That was the far better answer. It wasn't perfect because it raised the question about who manages the President's schedule. But the oldest president the country has elected is not feeling well? That seems more plausible and something everyone can understand.

Third, Mr Duterte's main supporters on social media seemed conspicuously silent for most of the time he was not seen in public. I think this means that even they were out of the loop and did not know what was really going on.

Why is Mr Duterte making himself scarce?

The President enjoys a reputation for candour. About his mysterious absences, it is time for him to be candid with us.

Mahathir: The scandal king

Lim Sue Goan

Sin Chew Daily, Malaysia

The government has set up a royal commission of inquiry into the US$10 billion (S$13.7 billion) forex loss incurred by Bank Negara. This has served to refresh many people's old memories of many a scandal in Malaysia over the past three decades.

Former premier Mahathir Mohamad's authoritarian rule set democracy back by many years.

When he was deputy prime minister in 1980, the Cabinet approved a secretive tin market manipulation plan. The country incurred a US$253 million loss as a result of an unexpected collapse in tin prices. He admitted this in 1986.

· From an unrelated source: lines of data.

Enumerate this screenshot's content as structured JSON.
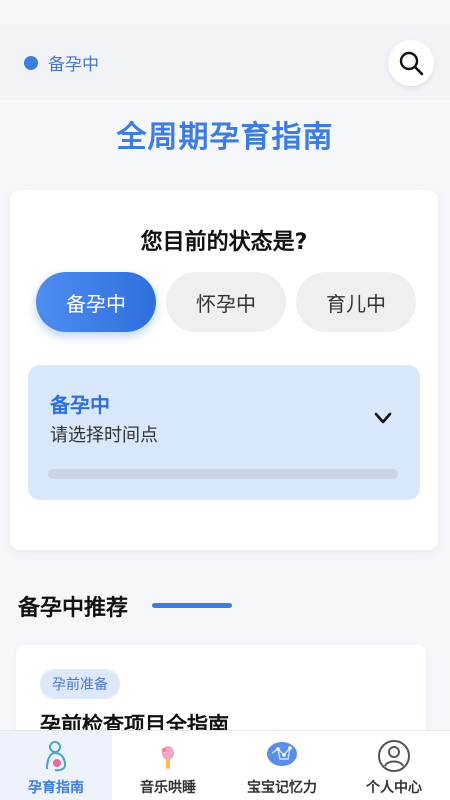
{
  "header": {
    "status_label": "备孕中",
    "search_icon": "search-icon"
  },
  "page_title": "全周期孕育指南",
  "state_card": {
    "question": "您目前的状态是?",
    "options": [
      {
        "label": "备孕中",
        "selected": true
      },
      {
        "label": "怀孕中",
        "selected": false
      },
      {
        "label": "育儿中",
        "selected": false
      }
    ],
    "stage": {
      "name": "备孕中",
      "hint": "请选择时间点",
      "icon": "chevron-down-icon"
    }
  },
  "recommend": {
    "title": "备孕中推荐",
    "card": {
      "tag": "孕前准备",
      "title": "孕前检查项目全指南"
    }
  },
  "tabbar": {
    "tabs": [
      {
        "label": "孕育指南",
        "icon": "mother-baby-icon",
        "active": true
      },
      {
        "label": "音乐哄睡",
        "icon": "music-icon",
        "active": false
      },
      {
        "label": "宝宝记忆力",
        "icon": "brain-icon",
        "active": false
      },
      {
        "label": "个人中心",
        "icon": "user-icon",
        "active": false
      }
    ]
  },
  "colors": {
    "accent": "#3b7de2",
    "stage_bg": "#d9e7fb"
  }
}
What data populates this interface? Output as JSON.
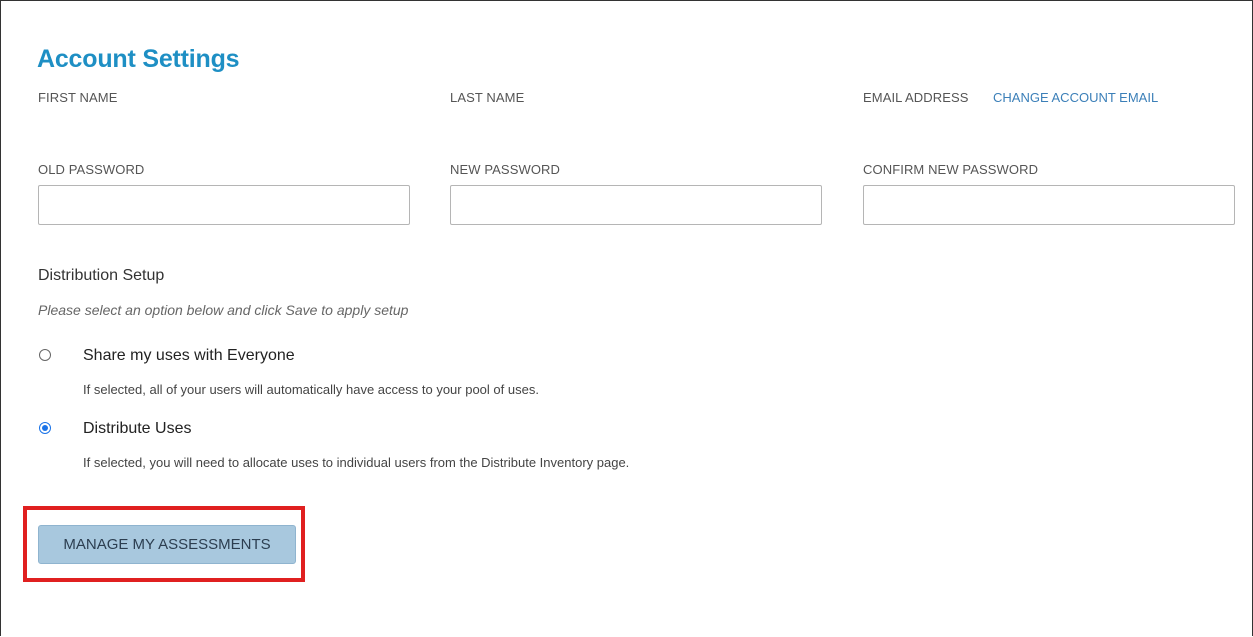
{
  "page": {
    "title": "Account Settings"
  },
  "account": {
    "first_name_label": "FIRST NAME",
    "last_name_label": "LAST NAME",
    "email_label": "EMAIL ADDRESS",
    "change_email_link": "CHANGE ACCOUNT EMAIL"
  },
  "password": {
    "old_label": "OLD PASSWORD",
    "new_label": "NEW PASSWORD",
    "confirm_label": "CONFIRM NEW PASSWORD",
    "old_value": "",
    "new_value": "",
    "confirm_value": ""
  },
  "distribution": {
    "title": "Distribution Setup",
    "hint": "Please select an option below and click Save to apply setup",
    "options": [
      {
        "label": "Share my uses with Everyone",
        "description": "If selected, all of your users will automatically have access to your pool of uses.",
        "selected": false
      },
      {
        "label": "Distribute Uses",
        "description": "If selected, you will need to allocate uses to individual users from the Distribute Inventory page.",
        "selected": true
      }
    ]
  },
  "actions": {
    "manage_button": "MANAGE MY ASSESSMENTS"
  },
  "colors": {
    "title": "#1e8fc4",
    "link": "#3b7fb8",
    "button_bg": "#a8c8de",
    "highlight": "#e02020",
    "radio_selected": "#1a73e8"
  }
}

After he took over as the prime minster, he introduced a heavy industries programme setting up Perwaja Steel in the early 1980s that suffered a RM10 billion loss. He admitted the mistake only in 2002.The bailout of Malaysia Airlines also ate into much of the country's resources. Under the seven-year leadership of Tan Sri Tajudin Ramli, the national carrier incurred a cumulative loss of more than RM8 billion.

Thanks to the already slanting independence of the three branches of government, Dr Mahathir remained largely unperturbed despite all the scandals. Because of significantly expanded administrative powers, public institutions have been rendered powerless in performing their duties.

Dr Mahathir's "political legacy" has done immeasurable damage, and we can put a complete stop to the endless stream of scandals only by restoring our destroyed system. But how long more do we have to wait for this to happen?


  • The View From Asia is a compilation of articles from The Straits Times' media partner, Asia News Network, a grouping of 22 news media entities.
A version of this article appeared in the print edition of The Straits Times on July 01, 2017, with the headline 'Shouldn't leaders lead by example?'. Print Edition | Subscribe